_Provided information:_
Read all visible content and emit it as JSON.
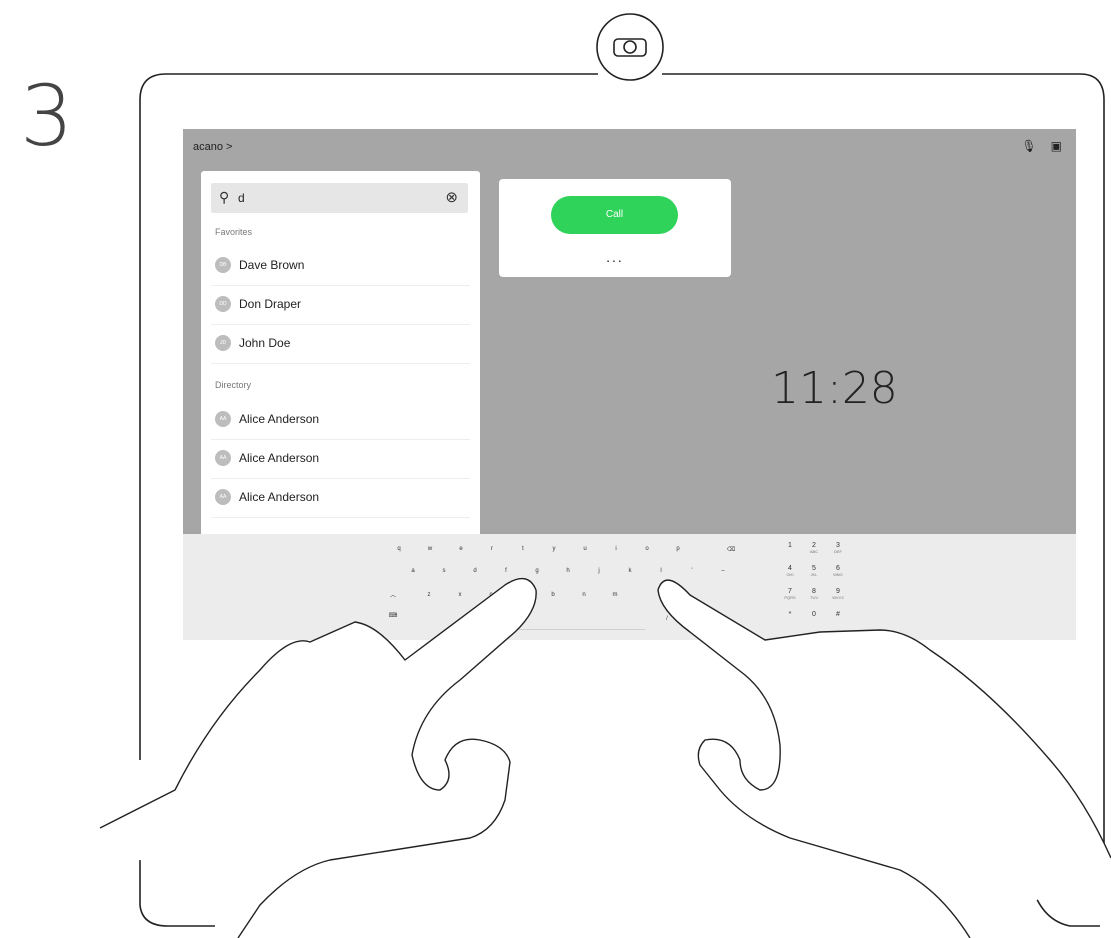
{
  "step_number": "3",
  "screen": {
    "breadcrumb": "acano >",
    "top_icons": [
      "mic-icon",
      "self-view-icon"
    ],
    "search": {
      "value": "d"
    },
    "favorites_label": "Favorites",
    "favorites": [
      {
        "initials": "DB",
        "name": "Dave Brown"
      },
      {
        "initials": "DD",
        "name": "Don Draper"
      },
      {
        "initials": "JD",
        "name": "John Doe"
      }
    ],
    "directory_label": "Directory",
    "directory": [
      {
        "initials": "AA",
        "name": "Alice Anderson"
      },
      {
        "initials": "AA",
        "name": "Alice Anderson"
      },
      {
        "initials": "AA",
        "name": "Alice Anderson"
      }
    ],
    "call_button": "Call",
    "more_label": "...",
    "clock": "11:28",
    "keyboard": {
      "row1": [
        "q",
        "w",
        "e",
        "r",
        "t",
        "y",
        "u",
        "i",
        "o",
        "p"
      ],
      "row2": [
        "a",
        "s",
        "d",
        "f",
        "g",
        "h",
        "j",
        "k",
        "l",
        "'",
        "–"
      ],
      "row3": [
        "z",
        "x",
        "c",
        "v",
        "b",
        "n",
        "m"
      ],
      "slash": "/",
      "numpad": [
        {
          "n": "1",
          "l": ""
        },
        {
          "n": "2",
          "l": "ABC"
        },
        {
          "n": "3",
          "l": "DEF"
        },
        {
          "n": "4",
          "l": "GHI"
        },
        {
          "n": "5",
          "l": "JKL"
        },
        {
          "n": "6",
          "l": "MNO"
        },
        {
          "n": "7",
          "l": "PQRS"
        },
        {
          "n": "8",
          "l": "TUV"
        },
        {
          "n": "9",
          "l": "WXYZ"
        },
        {
          "n": "*",
          "l": ""
        },
        {
          "n": "0",
          "l": ""
        },
        {
          "n": "#",
          "l": ""
        }
      ]
    }
  }
}
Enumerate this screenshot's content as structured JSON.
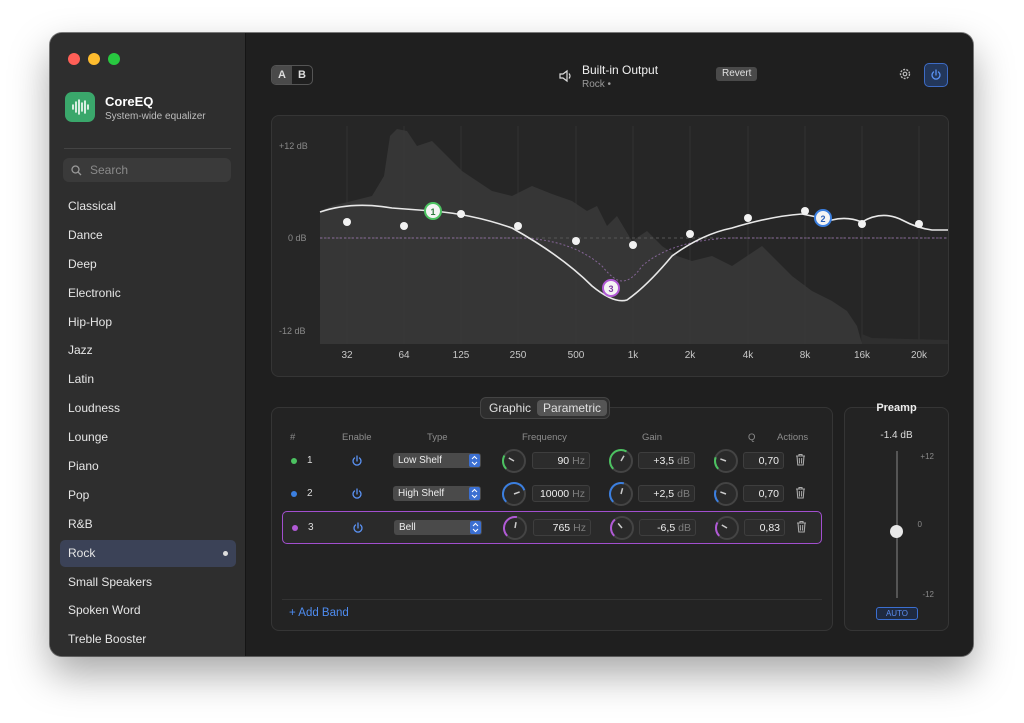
{
  "app": {
    "name": "CoreEQ",
    "subtitle": "System-wide equalizer"
  },
  "search": {
    "placeholder": "Search"
  },
  "presets": [
    {
      "label": "Classical"
    },
    {
      "label": "Dance"
    },
    {
      "label": "Deep"
    },
    {
      "label": "Electronic"
    },
    {
      "label": "Hip-Hop"
    },
    {
      "label": "Jazz"
    },
    {
      "label": "Latin"
    },
    {
      "label": "Loudness"
    },
    {
      "label": "Lounge"
    },
    {
      "label": "Piano"
    },
    {
      "label": "Pop"
    },
    {
      "label": "R&B"
    },
    {
      "label": "Rock",
      "active": true
    },
    {
      "label": "Small Speakers"
    },
    {
      "label": "Spoken Word"
    },
    {
      "label": "Treble Booster"
    }
  ],
  "toolbar": {
    "ab_a": "A",
    "ab_b": "B",
    "output_title": "Built-in Output",
    "output_preset": "Rock •",
    "revert_label": "Revert"
  },
  "graph": {
    "y_labels": [
      "+12 dB",
      "0 dB",
      "-12 dB"
    ],
    "freq_labels": [
      "32",
      "64",
      "125",
      "250",
      "500",
      "1k",
      "2k",
      "4k",
      "8k",
      "16k",
      "20k"
    ],
    "band_markers": [
      "1",
      "2",
      "3"
    ]
  },
  "tabs": {
    "graphic": "Graphic",
    "parametric": "Parametric"
  },
  "band_table": {
    "headers": {
      "num": "#",
      "enable": "Enable",
      "type": "Type",
      "frequency": "Frequency",
      "gain": "Gain",
      "q": "Q",
      "actions": "Actions"
    },
    "rows": [
      {
        "num": "1",
        "type": "Low Shelf",
        "freq": "90",
        "freq_unit": "Hz",
        "gain": "+3,5",
        "gain_unit": "dB",
        "q": "0,70",
        "color": "#4cc261"
      },
      {
        "num": "2",
        "type": "High Shelf",
        "freq": "10000",
        "freq_unit": "Hz",
        "gain": "+2,5",
        "gain_unit": "dB",
        "q": "0,70",
        "color": "#3b7fe0"
      },
      {
        "num": "3",
        "type": "Bell",
        "freq": "765",
        "freq_unit": "Hz",
        "gain": "-6,5",
        "gain_unit": "dB",
        "q": "0,83",
        "color": "#b15ad6"
      }
    ],
    "add_band": "+ Add Band"
  },
  "preamp": {
    "title": "Preamp",
    "value": "-1.4 dB",
    "tick_top": "+12",
    "tick_mid": "0",
    "tick_bottom": "-12",
    "auto_label": "AUTO"
  }
}
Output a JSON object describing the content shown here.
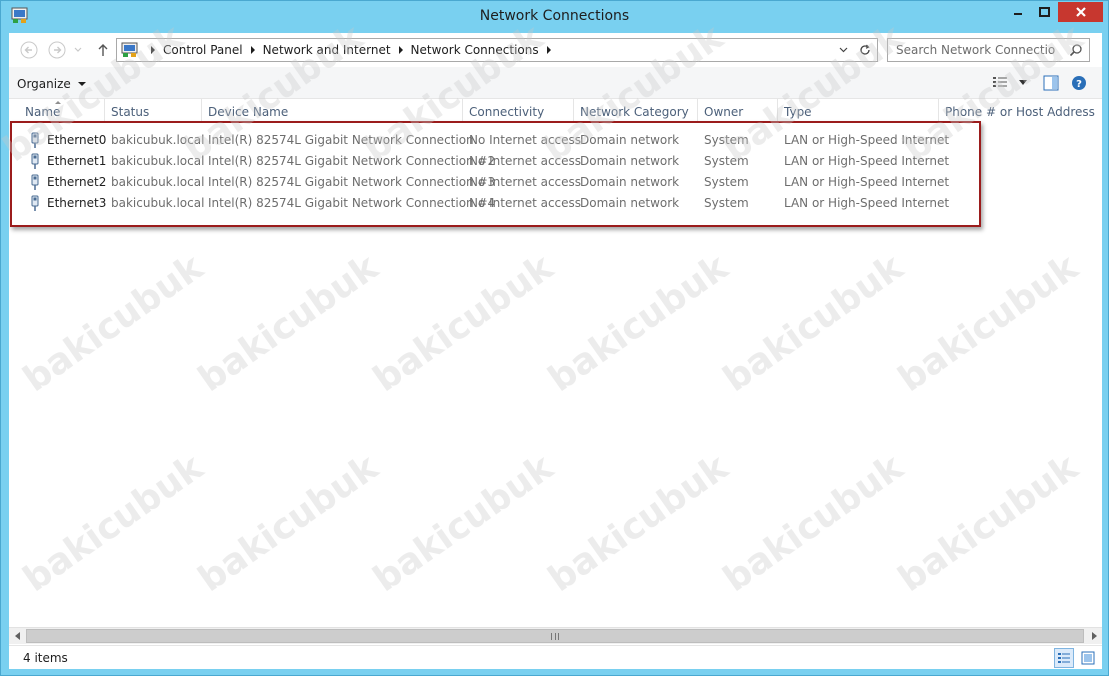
{
  "window": {
    "title": "Network Connections",
    "accent": "#79d0f0",
    "close_color": "#c7372f"
  },
  "address": {
    "crumbs": [
      "Control Panel",
      "Network and Internet",
      "Network Connections"
    ]
  },
  "search": {
    "placeholder": "Search Network Connections"
  },
  "toolbar": {
    "organize_label": "Organize"
  },
  "columns": [
    "Name",
    "Status",
    "Device Name",
    "Connectivity",
    "Network Category",
    "Owner",
    "Type",
    "Phone # or Host Address"
  ],
  "rows": [
    {
      "name": "Ethernet0",
      "status": "bakicubuk.local",
      "device": "Intel(R) 82574L Gigabit Network Connection",
      "connectivity": "No Internet access",
      "category": "Domain network",
      "owner": "System",
      "type": "LAN or High-Speed Internet"
    },
    {
      "name": "Ethernet1",
      "status": "bakicubuk.local",
      "device": "Intel(R) 82574L Gigabit Network Connection #2",
      "connectivity": "No Internet access",
      "category": "Domain network",
      "owner": "System",
      "type": "LAN or High-Speed Internet"
    },
    {
      "name": "Ethernet2",
      "status": "bakicubuk.local",
      "device": "Intel(R) 82574L Gigabit Network Connection #3",
      "connectivity": "No Internet access",
      "category": "Domain network",
      "owner": "System",
      "type": "LAN or High-Speed Internet"
    },
    {
      "name": "Ethernet3",
      "status": "bakicubuk.local",
      "device": "Intel(R) 82574L Gigabit Network Connection #4",
      "connectivity": "No Internet access",
      "category": "Domain network",
      "owner": "System",
      "type": "LAN or High-Speed Internet"
    }
  ],
  "statusbar": {
    "items_text": "4 items"
  },
  "watermark": "bakicubuk",
  "highlight_color": "#9b1c1c"
}
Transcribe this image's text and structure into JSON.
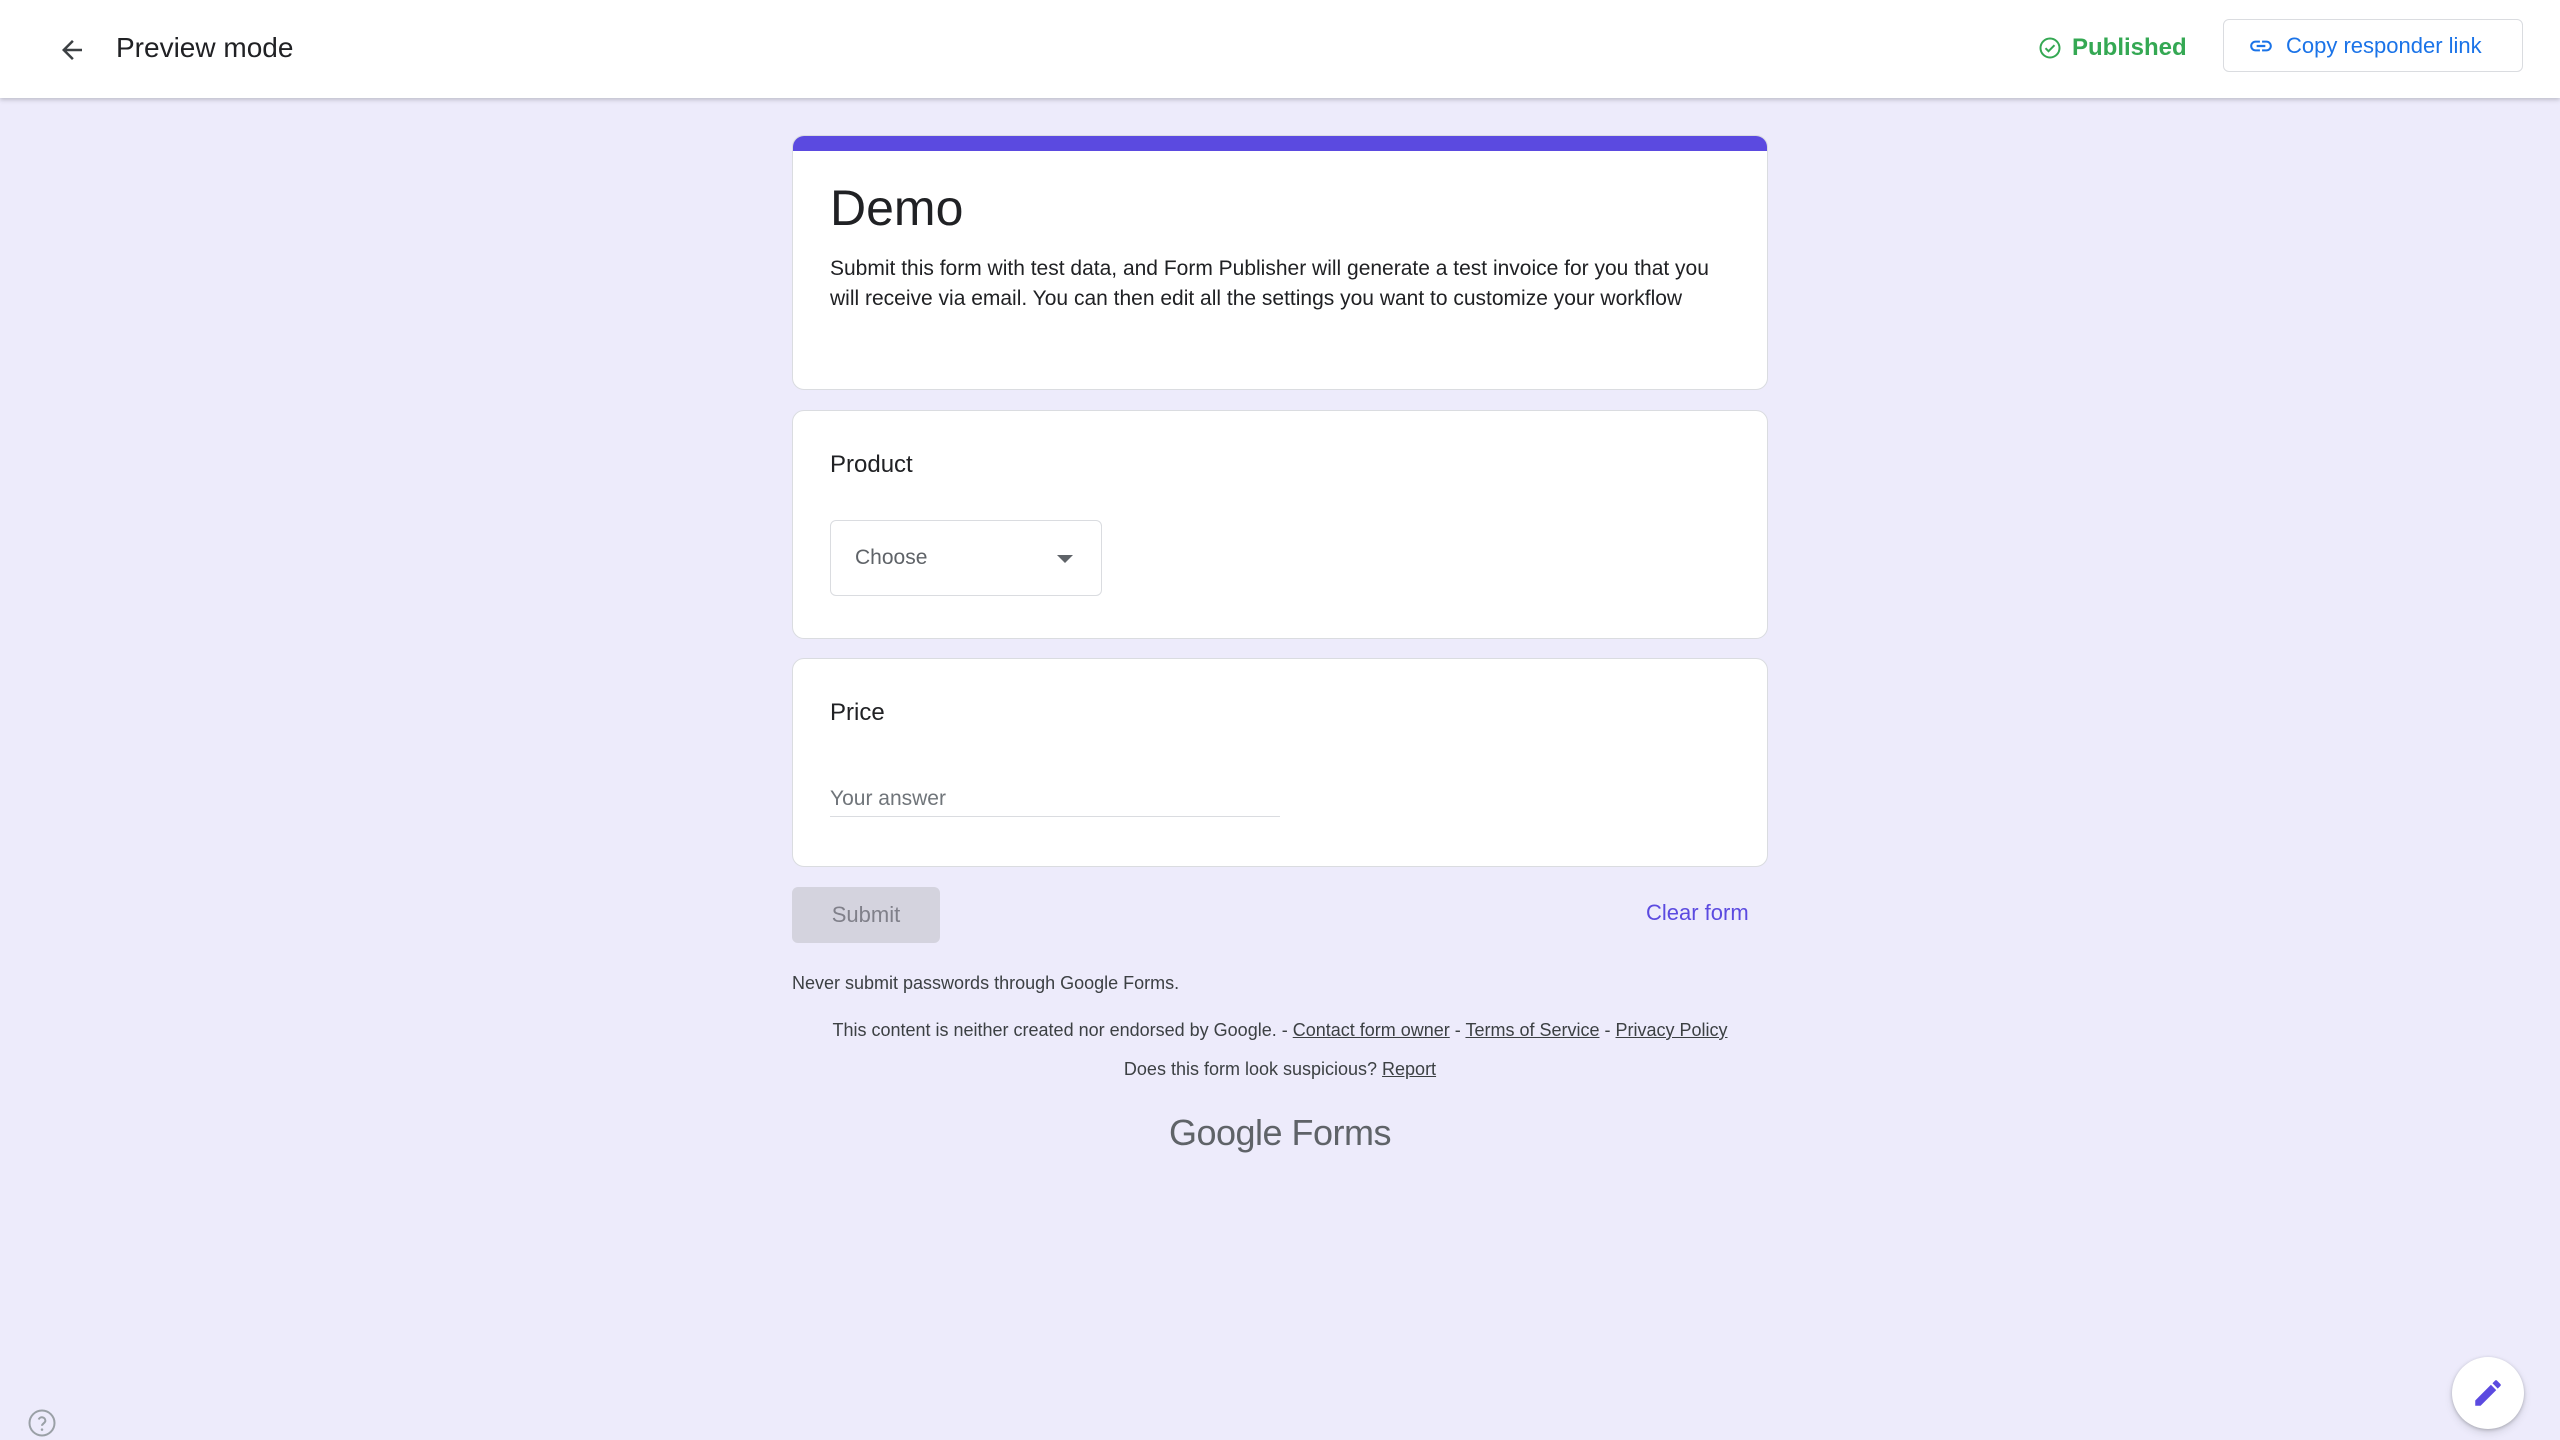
{
  "header": {
    "title": "Preview mode",
    "status": "Published",
    "copy_link_label": "Copy responder link"
  },
  "form": {
    "title": "Demo",
    "description": "Submit this form with test data, and Form Publisher will generate a test invoice for you that you will receive via email. You can then edit all the settings you want to customize your workflow",
    "questions": [
      {
        "label": "Product",
        "type": "dropdown",
        "selected": "Choose"
      },
      {
        "label": "Price",
        "type": "short-answer",
        "placeholder": "Your answer"
      }
    ],
    "submit_label": "Submit",
    "clear_label": "Clear form"
  },
  "footer": {
    "warning": "Never submit passwords through Google Forms.",
    "disclaimer_prefix": "This content is neither created nor endorsed by Google. - ",
    "contact_owner": "Contact form owner",
    "sep1": " - ",
    "terms": "Terms of Service",
    "sep2": " - ",
    "privacy": "Privacy Policy",
    "suspicious_prefix": "Does this form look suspicious? ",
    "report": "Report",
    "brand_google": "Google",
    "brand_forms": " Forms"
  },
  "colors": {
    "accent": "#5b4ae0",
    "published": "#34a853",
    "link": "#1a73e8",
    "background": "#edebfb"
  },
  "icons": {
    "back": "arrow-left-icon",
    "status": "check-circle-icon",
    "link": "link-icon",
    "dropdown": "caret-down-icon",
    "help": "help-circle-icon",
    "edit": "pencil-icon"
  }
}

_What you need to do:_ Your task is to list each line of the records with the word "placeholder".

_Solved exercise:_
    "placeholder": "Search"
    "placeholder": "Search Network Connections"
        "placeholder": "Your answer"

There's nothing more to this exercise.